Fired teacher rallies against DOE’s policies
By Sarina Trangle
A dismissed special education teacher from Kingsbridge Heights says she is determined to school the Department of Education on fair evaluation practices.
Alice McIntosh, who was fired in July 2011, organized a rally against the DOE’s appeal process for fired teachers this Sunday. She described the secondary review as a rigged formality that allowed the superintendent who authorized her initial dismissal to review – and ultimately deny – her appeal this April.
Dozens of supporters from the Northwest Bronx Community and Clergy Coalition and New Day Church, where Ms. McIntosh works as the Sunday school director, clustered in front of the PS 10X at PS 15 Throggs Neck special education school where Ms. McIntosh used to work. The crowd came armed with signs reading “NYC DOE Appeal Process: F” and “Support Our Teachers.” Speeches were punctuated with chants demanding that school officials be held “accountable” to the communities they serve.
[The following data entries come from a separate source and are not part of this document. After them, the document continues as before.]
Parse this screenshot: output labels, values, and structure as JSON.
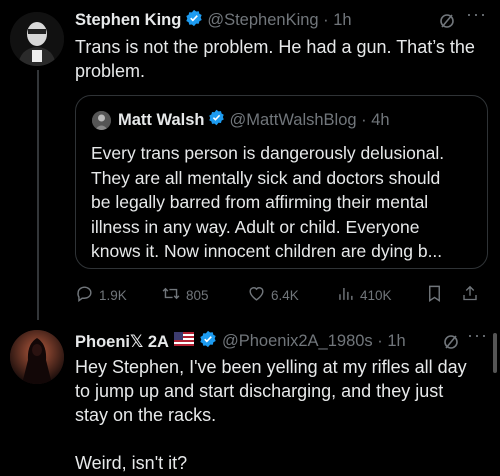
{
  "colors": {
    "background": "#000000",
    "text": "#e7e9ea",
    "muted": "#71767b",
    "verified": "#1d9bf0",
    "border": "#2f3336"
  },
  "tweet1": {
    "name": "Stephen King",
    "handle": "@StephenKing · 1h",
    "text": "Trans is not the problem. He had a gun. That’s the\nproblem.",
    "quote": {
      "name": "Matt Walsh",
      "handle": "@MattWalshBlog · 4h",
      "text": "Every trans person is dangerously delusional.\nThey are all mentally sick and doctors should\nbe legally barred from affirming their mental\nillness in any way. Adult or child. Everyone\nknows it. Now innocent children are dying b..."
    },
    "actions": {
      "replies": "1.9K",
      "retweets": "805",
      "likes": "6.4K",
      "views": "410K"
    },
    "icons": [
      "grok-icon",
      "more-icon",
      "reply-icon",
      "retweet-icon",
      "like-icon",
      "views-icon",
      "bookmark-icon",
      "share-icon"
    ]
  },
  "tweet2": {
    "name": "Phoeni𝕏 2A",
    "flag": "🇺🇸",
    "handle": "@Phoenix2A_1980s · 1h",
    "text": "Hey Stephen, I've been yelling at my rifles all day\nto jump up and start discharging, and they just\nstay on the racks.\n\nWeird, isn't it?"
  }
}
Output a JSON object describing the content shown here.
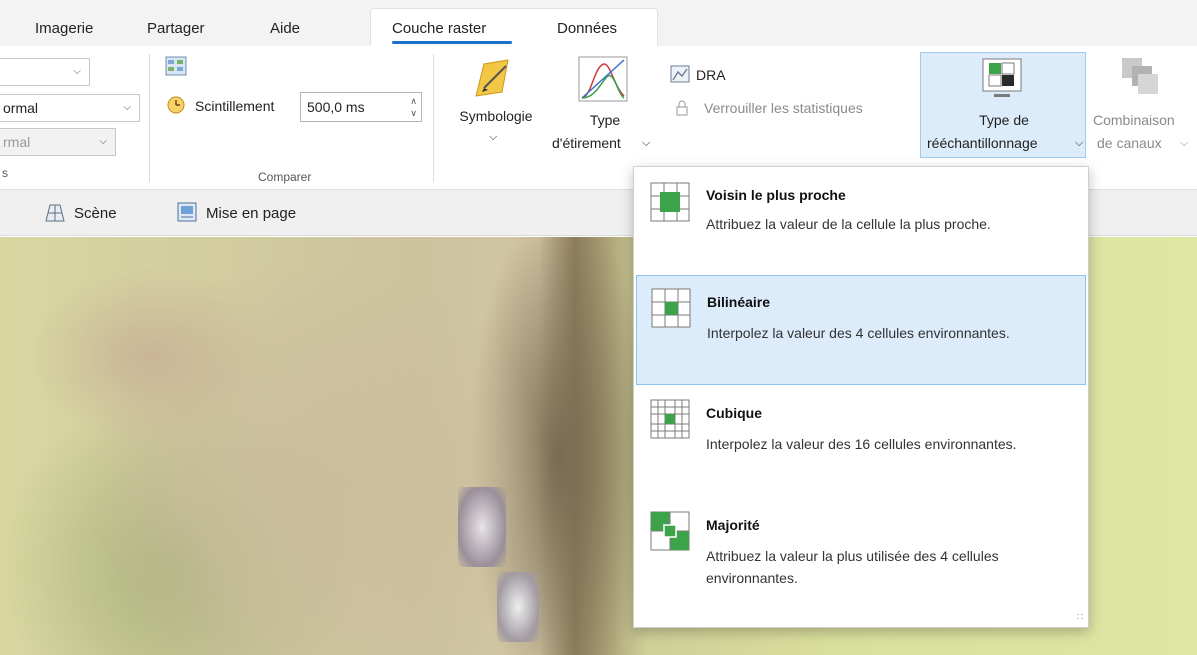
{
  "tabs": {
    "imagerie": "Imagerie",
    "partager": "Partager",
    "aide": "Aide",
    "couche_raster": "Couche raster",
    "donnees": "Données"
  },
  "ribbon": {
    "blend_value": "ormal",
    "blend_value_disabled": "rmal",
    "group_left_label": "s",
    "flicker_label": "Scintillement",
    "flicker_value": "500,0  ms",
    "compare_label": "Comparer",
    "symbologie": "Symbologie",
    "type_etirement_line1": "Type",
    "type_etirement_line2": "d'étirement",
    "dra": "DRA",
    "lock_stats": "Verrouiller les statistiques",
    "resample_line1": "Type de",
    "resample_line2": "rééchantillonnage",
    "combine_line1": "Combinaison",
    "combine_line2": "de canaux"
  },
  "views": {
    "scene": "Scène",
    "layout": "Mise en page"
  },
  "menu": {
    "items": [
      {
        "title": "Voisin le plus proche",
        "desc": "Attribuez la valeur de la cellule la plus proche.",
        "icon": "nearest-neighbor-icon"
      },
      {
        "title": "Bilinéaire",
        "desc": "Interpolez la valeur des 4 cellules environnantes.",
        "icon": "bilinear-icon"
      },
      {
        "title": "Cubique",
        "desc": "Interpolez la valeur des 16 cellules environnantes.",
        "icon": "cubic-icon"
      },
      {
        "title": "Majorité",
        "desc": "Attribuez la valeur la plus utilisée des 4 cellules environnantes.",
        "icon": "majority-icon"
      }
    ],
    "selected": "Bilinéaire"
  },
  "colors": {
    "accent": "#1e6fc9",
    "highlight": "#dcecfb",
    "cell_green": "#3da34a"
  }
}
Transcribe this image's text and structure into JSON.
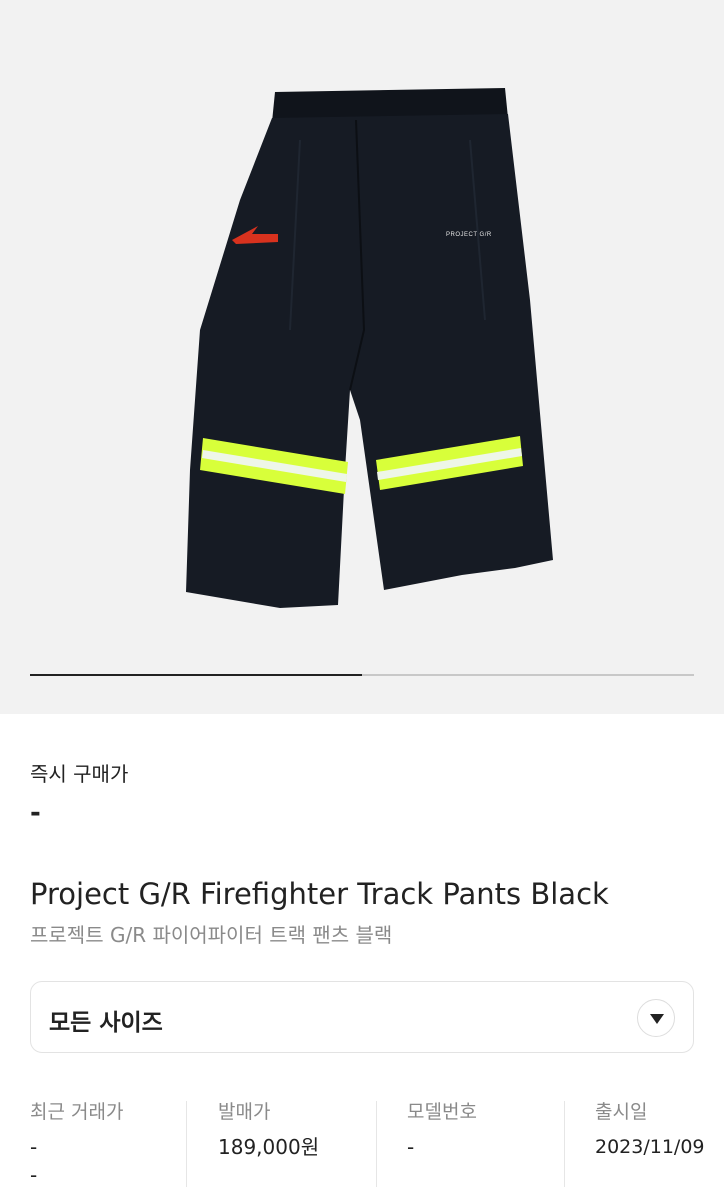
{
  "gallery": {
    "progress_fraction": 0.5,
    "image_alt": "Project G/R Firefighter Track Pants Black",
    "brand_print": "PROJECT G/R"
  },
  "price": {
    "label": "즉시 구매가",
    "value": "-"
  },
  "product": {
    "title_en": "Project G/R Firefighter Track Pants Black",
    "title_ko": "프로젝트 G/R 파이어파이터 트랙 팬츠 블랙"
  },
  "size_selector": {
    "label": "모든 사이즈",
    "icon": "chevron-down-icon"
  },
  "stats": [
    {
      "label": "최근 거래가",
      "value": "-",
      "value2": "-"
    },
    {
      "label": "발매가",
      "value": "189,000원"
    },
    {
      "label": "모델번호",
      "value": "-"
    },
    {
      "label": "출시일",
      "value": "2023/11/09"
    }
  ],
  "colors": {
    "accent_reflective": "#d8ff3a",
    "pants": "#151a22",
    "logo_red": "#d8321e"
  }
}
Ms. McIntosh, who filed a lawsuit against the DOE in Manhattan Supreme Court last October, said the “sham” didn’t start with the appeals process. In September 2009, she joined the Teaching Fellows Program, which helps recent graduates and professionals entering the education field earn teaching licenses while working in high-need public schools. Though her principal signed a mentoring agreement with her, Ms. McIntosh said she never got any of the support she expected. The state requires schools to provide monitoring for teachers with less than a year of experience, she said.
She received an unsatisfactory rating during her second year. Ms. McIntosh said her supervisors’ reviews ignored favorable feedback from parents because she and the administration butted heads over unorthodox lesson plans such as using Jay Z lyrics to teach literary devices.